▶ Exercise brief: Please state the number of lines in the material below that contain "value", with no other words.

▶ The data:
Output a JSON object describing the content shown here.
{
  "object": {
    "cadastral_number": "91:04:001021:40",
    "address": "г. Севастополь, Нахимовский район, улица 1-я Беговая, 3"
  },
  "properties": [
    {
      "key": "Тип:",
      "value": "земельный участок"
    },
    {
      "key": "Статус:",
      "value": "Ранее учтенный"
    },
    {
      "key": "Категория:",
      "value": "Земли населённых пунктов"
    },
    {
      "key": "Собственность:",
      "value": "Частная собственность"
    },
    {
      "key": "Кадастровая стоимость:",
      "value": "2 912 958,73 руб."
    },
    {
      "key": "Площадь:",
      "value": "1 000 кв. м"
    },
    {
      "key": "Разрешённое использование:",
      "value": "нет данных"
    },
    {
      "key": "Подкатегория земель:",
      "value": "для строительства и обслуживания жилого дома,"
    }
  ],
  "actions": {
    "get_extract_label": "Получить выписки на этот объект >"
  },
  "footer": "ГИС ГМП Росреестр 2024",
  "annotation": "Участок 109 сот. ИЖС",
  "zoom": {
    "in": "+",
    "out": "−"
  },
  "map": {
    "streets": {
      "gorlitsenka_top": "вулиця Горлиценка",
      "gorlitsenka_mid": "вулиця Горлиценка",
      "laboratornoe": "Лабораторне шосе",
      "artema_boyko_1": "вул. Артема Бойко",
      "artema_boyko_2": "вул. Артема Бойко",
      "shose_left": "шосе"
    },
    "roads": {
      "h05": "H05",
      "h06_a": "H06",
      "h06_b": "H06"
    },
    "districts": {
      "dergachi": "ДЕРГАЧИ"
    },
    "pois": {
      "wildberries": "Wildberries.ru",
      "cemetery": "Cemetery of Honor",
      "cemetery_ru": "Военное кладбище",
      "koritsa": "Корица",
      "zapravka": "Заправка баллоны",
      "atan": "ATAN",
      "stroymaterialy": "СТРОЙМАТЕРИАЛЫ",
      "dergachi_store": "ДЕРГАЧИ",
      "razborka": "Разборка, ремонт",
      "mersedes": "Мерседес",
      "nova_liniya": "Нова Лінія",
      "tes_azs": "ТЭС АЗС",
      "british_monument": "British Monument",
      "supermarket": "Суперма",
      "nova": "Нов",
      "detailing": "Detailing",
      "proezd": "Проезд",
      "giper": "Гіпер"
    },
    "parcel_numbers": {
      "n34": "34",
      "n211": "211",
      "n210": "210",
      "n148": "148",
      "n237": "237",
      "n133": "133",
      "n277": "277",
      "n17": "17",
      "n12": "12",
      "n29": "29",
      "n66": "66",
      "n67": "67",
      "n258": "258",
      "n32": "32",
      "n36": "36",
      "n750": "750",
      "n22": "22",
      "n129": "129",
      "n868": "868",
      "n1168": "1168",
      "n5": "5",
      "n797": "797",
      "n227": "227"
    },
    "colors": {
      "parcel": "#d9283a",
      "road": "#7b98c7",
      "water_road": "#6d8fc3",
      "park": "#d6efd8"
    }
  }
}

▶ Reply to the exercise: 8